Exercise objective: Each entry should be copied as it stands, leaving the pictures behind.

══ Exercise data

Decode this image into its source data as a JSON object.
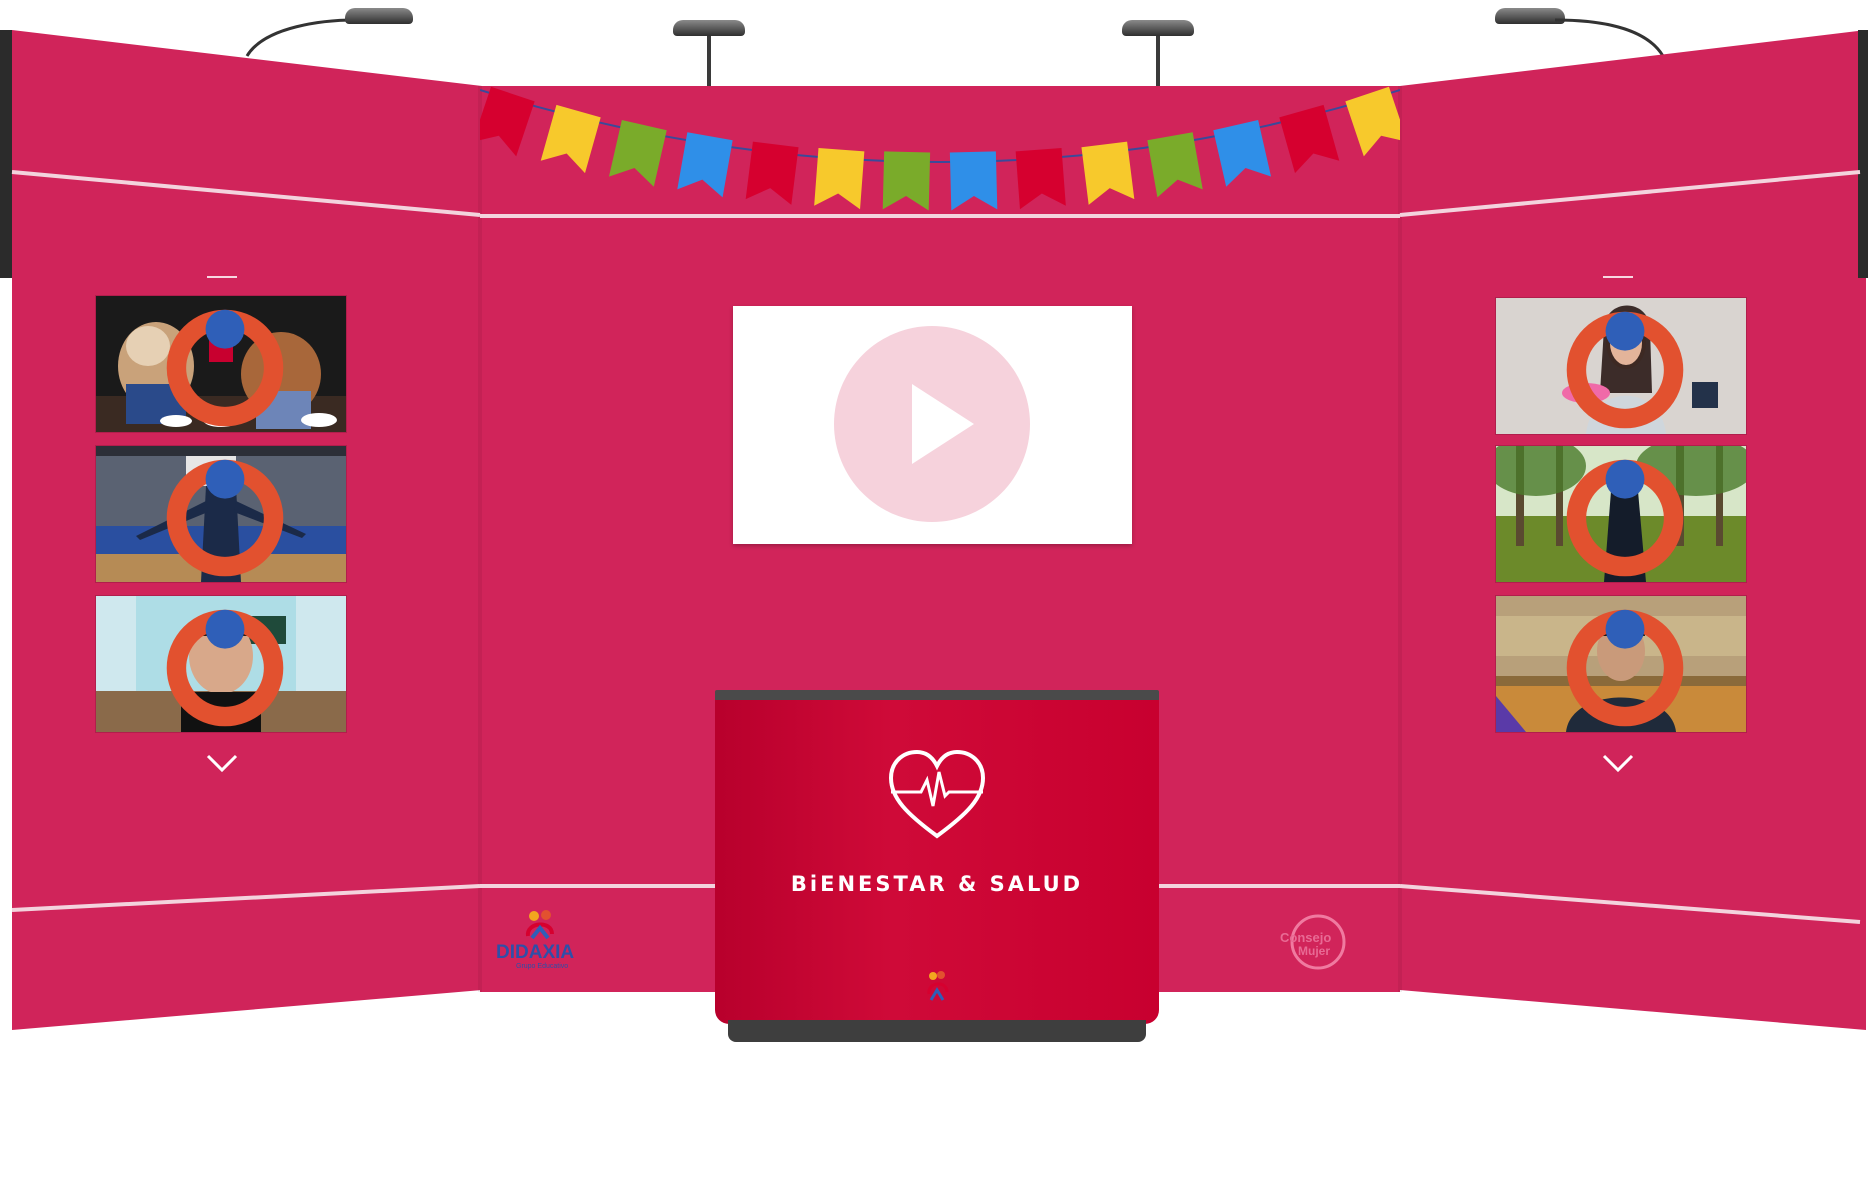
{
  "booth": {
    "counter_title": "BiENESTAR & SALUD",
    "colors": {
      "wall": "#d1245a",
      "counter": "#c8002f",
      "screen_play": "#f6d2dc"
    }
  },
  "main_screen": {
    "icon": "play-icon"
  },
  "left_panel": {
    "videos": [
      {
        "name": "puppets-breakfast-video"
      },
      {
        "name": "woman-gym-video"
      },
      {
        "name": "man-classroom-video"
      }
    ],
    "more_icon": "chevron-down-icon"
  },
  "right_panel": {
    "videos": [
      {
        "name": "woman-holding-objects-video"
      },
      {
        "name": "woman-park-video"
      },
      {
        "name": "man-gym-hall-video"
      }
    ],
    "more_icon": "chevron-down-icon"
  },
  "logos": {
    "didaxia": {
      "text": "DIDAXIA",
      "subtext": "Grupo Educativo"
    },
    "consejo": {
      "text_top": "Consejo",
      "text_bottom": "Mujer"
    }
  },
  "bunting_colors": [
    "#d6002f",
    "#f7c92c",
    "#7aab2a",
    "#2f8fe8",
    "#d6002f",
    "#f7c92c",
    "#7aab2a",
    "#2f8fe8",
    "#d6002f",
    "#f7c92c",
    "#7aab2a",
    "#2f8fe8",
    "#d6002f",
    "#f7c92c"
  ]
}
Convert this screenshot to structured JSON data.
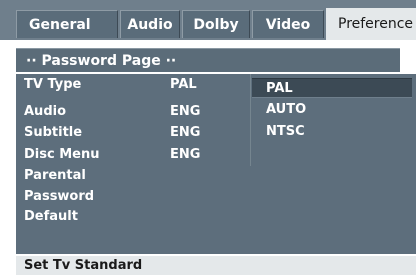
{
  "tabs": {
    "general": "General",
    "audio": "Audio",
    "dolby": "Dolby",
    "video": "Video",
    "preference": "Preference"
  },
  "page_title": "·· Password Page ··",
  "settings": [
    {
      "label": "TV Type",
      "value": "PAL"
    },
    {
      "label": "Audio",
      "value": "ENG"
    },
    {
      "label": "Subtitle",
      "value": "ENG"
    },
    {
      "label": "Disc Menu",
      "value": "ENG"
    },
    {
      "label": "Parental",
      "value": ""
    },
    {
      "label": "Password",
      "value": ""
    },
    {
      "label": "Default",
      "value": ""
    }
  ],
  "options": [
    {
      "label": "PAL",
      "selected": true
    },
    {
      "label": "AUTO",
      "selected": false
    },
    {
      "label": "NTSC",
      "selected": false
    }
  ],
  "status_text": "Set Tv Standard",
  "colors": {
    "panel": "#5d6e7c",
    "selected_option": "#3c4a55",
    "active_tab": "#e4e8ea"
  }
}
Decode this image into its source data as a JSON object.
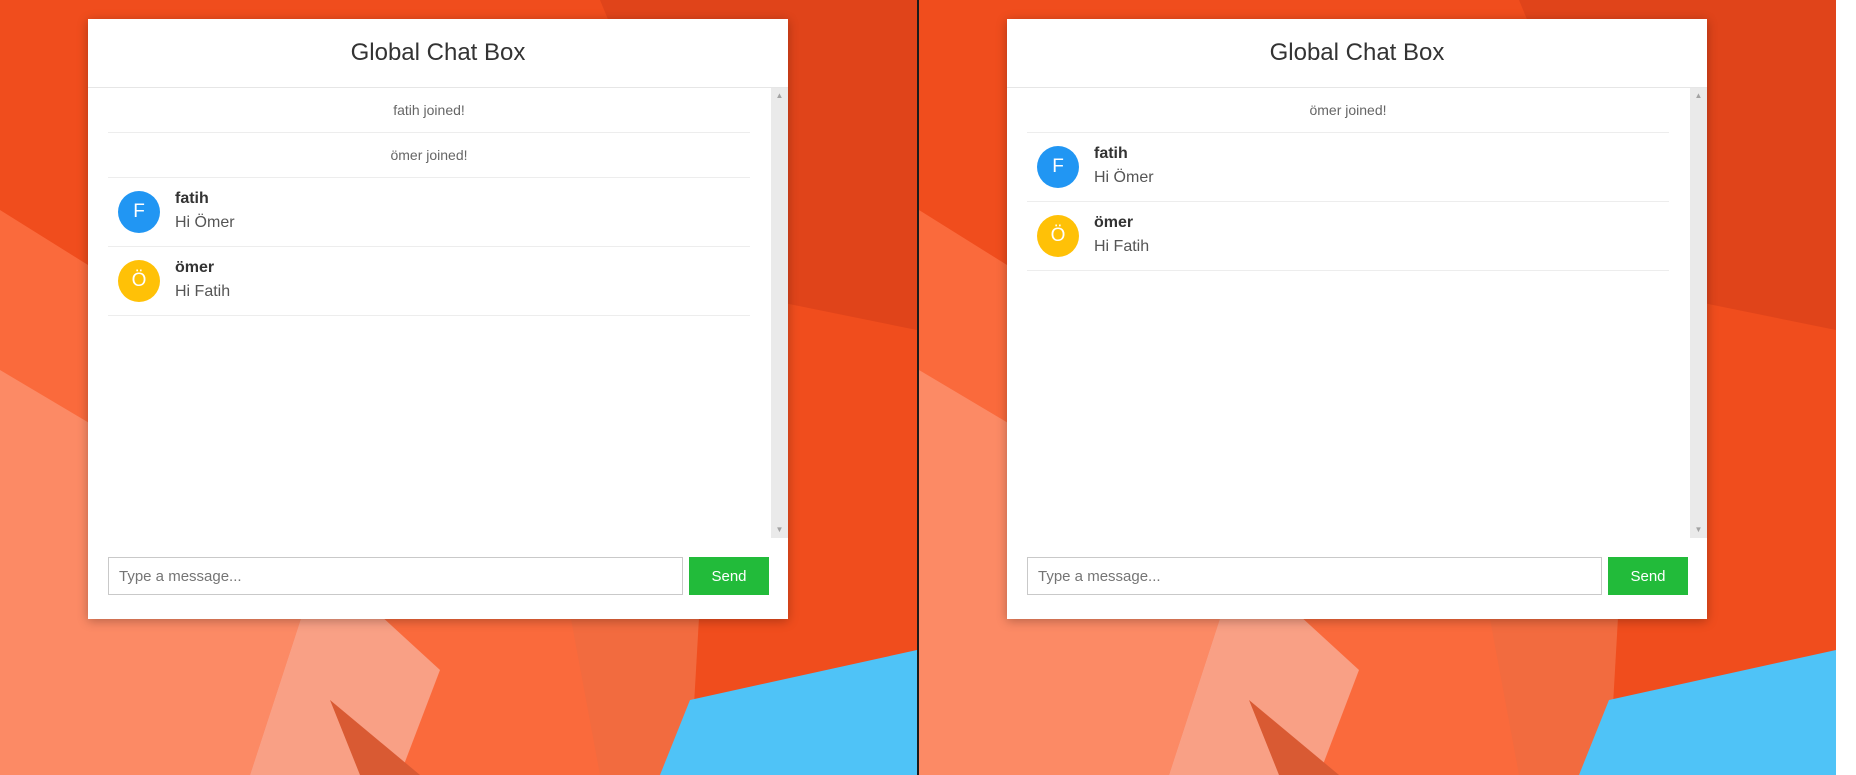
{
  "colors": {
    "avatar_blue": "#2196f3",
    "avatar_yellow": "#ffc107",
    "send_green": "#22bb3a",
    "background_orange": "#f04d1d",
    "background_blue": "#4fc3f7"
  },
  "left_window": {
    "title": "Global Chat Box",
    "system_messages": [
      "fatih joined!",
      "ömer joined!"
    ],
    "messages": [
      {
        "avatar_letter": "F",
        "avatar_color": "blue",
        "user": "fatih",
        "text": "Hi Ömer"
      },
      {
        "avatar_letter": "Ö",
        "avatar_color": "yellow",
        "user": "ömer",
        "text": "Hi Fatih"
      }
    ],
    "input_placeholder": "Type a message...",
    "send_label": "Send"
  },
  "right_window": {
    "title": "Global Chat Box",
    "system_messages": [
      "ömer joined!"
    ],
    "messages": [
      {
        "avatar_letter": "F",
        "avatar_color": "blue",
        "user": "fatih",
        "text": "Hi Ömer"
      },
      {
        "avatar_letter": "Ö",
        "avatar_color": "yellow",
        "user": "ömer",
        "text": "Hi Fatih"
      }
    ],
    "input_placeholder": "Type a message...",
    "send_label": "Send"
  }
}
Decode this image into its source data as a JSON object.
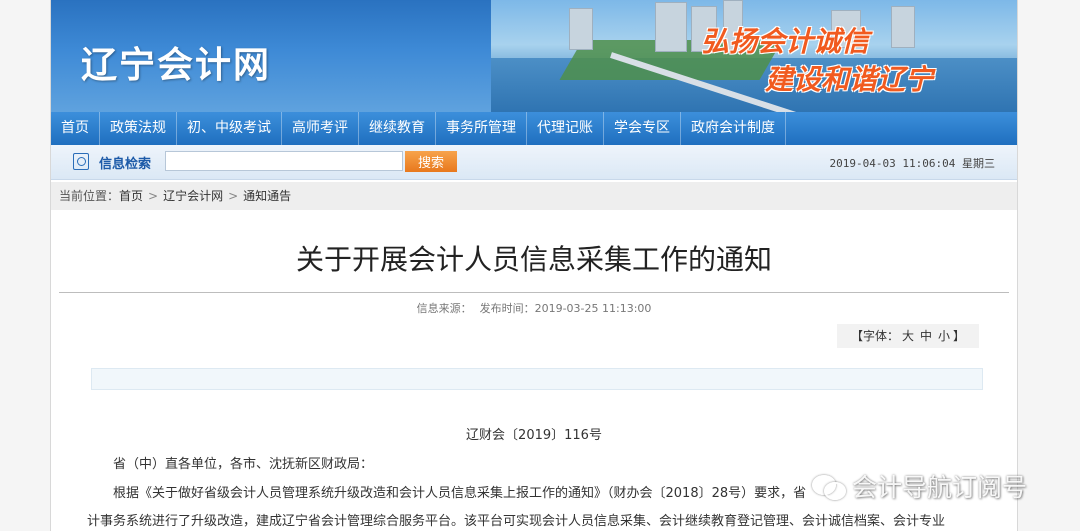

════

Result:
Decode this image into its source data as a JSON object.
{
  "booth": {
    "counter_title": "BiENESTAR & SALUD",
    "colors": {
      "wall": "#d1245a",
      "counter": "#c8002f",
      "screen_play": "#f6d2dc"
    }
  },
  "main_screen": {
    "icon": "play-icon"
  },
  "left_panel": {
    "videos": [
      {
        "name": "puppets-breakfast-video"
      },
      {
        "name": "woman-gym-video"
      },
      {
        "name": "man-classroom-video"
      }
    ],
    "more_icon": "chevron-down-icon"
  },
  "right_panel": {
    "videos": [
      {
        "name": "woman-holding-objects-video"
      },
      {
        "name": "woman-park-video"
      },
      {
        "name": "man-gym-hall-video"
      }
    ],
    "more_icon": "chevron-down-icon"
  },
  "logos": {
    "didaxia": {
      "text": "DIDAXIA",
      "subtext": "Grupo Educativo"
    },
    "consejo": {
      "text_top": "Consejo",
      "text_bottom": "Mujer"
    }
  },
  "bunting_colors": [
    "#d6002f",
    "#f7c92c",
    "#7aab2a",
    "#2f8fe8",
    "#d6002f",
    "#f7c92c",
    "#7aab2a",
    "#2f8fe8",
    "#d6002f",
    "#f7c92c",
    "#7aab2a",
    "#2f8fe8",
    "#d6002f",
    "#f7c92c"
  ]
}
Convert this screenshot to structured JSON data.
{
  "tabs": {
    "general": "General",
    "audio": "Audio",
    "dolby": "Dolby",
    "video": "Video",
    "preference": "Preference"
  },
  "page_title": "·· Password Page ··",
  "settings": [
    {
      "label": "TV Type",
      "value": "PAL"
    },
    {
      "label": "Audio",
      "value": "ENG"
    },
    {
      "label": "Subtitle",
      "value": "ENG"
    },
    {
      "label": "Disc Menu",
      "value": "ENG"
    },
    {
      "label": "Parental",
      "value": ""
    },
    {
      "label": "Password",
      "value": ""
    },
    {
      "label": "Default",
      "value": ""
    }
  ],
  "options": [
    {
      "label": "PAL",
      "selected": true
    },
    {
      "label": "AUTO",
      "selected": false
    },
    {
      "label": "NTSC",
      "selected": false
    }
  ],
  "status_text": "Set Tv Standard",
  "colors": {
    "panel": "#5d6e7c",
    "selected_option": "#3c4a55",
    "active_tab": "#e4e8ea"
  }
}
Decode this image into its source data as a JSON object.
{
  "colors": {
    "avatar_blue": "#2196f3",
    "avatar_yellow": "#ffc107",
    "send_green": "#22bb3a",
    "background_orange": "#f04d1d",
    "background_blue": "#4fc3f7"
  },
  "left_window": {
    "title": "Global Chat Box",
    "system_messages": [
      "fatih joined!",
      "ömer joined!"
    ],
    "messages": [
      {
        "avatar_letter": "F",
        "avatar_color": "blue",
        "user": "fatih",
        "text": "Hi Ömer"
      },
      {
        "avatar_letter": "Ö",
        "avatar_color": "yellow",
        "user": "ömer",
        "text": "Hi Fatih"
      }
    ],
    "input_placeholder": "Type a message...",
    "send_label": "Send"
  },
  "right_window": {
    "title": "Global Chat Box",
    "system_messages": [
      "ömer joined!"
    ],
    "messages": [
      {
        "avatar_letter": "F",
        "avatar_color": "blue",
        "user": "fatih",
        "text": "Hi Ömer"
      },
      {
        "avatar_letter": "Ö",
        "avatar_color": "yellow",
        "user": "ömer",
        "text": "Hi Fatih"
      }
    ],
    "input_placeholder": "Type a message...",
    "send_label": "Send"
  }
}
Decode this image into its source data as a JSON object.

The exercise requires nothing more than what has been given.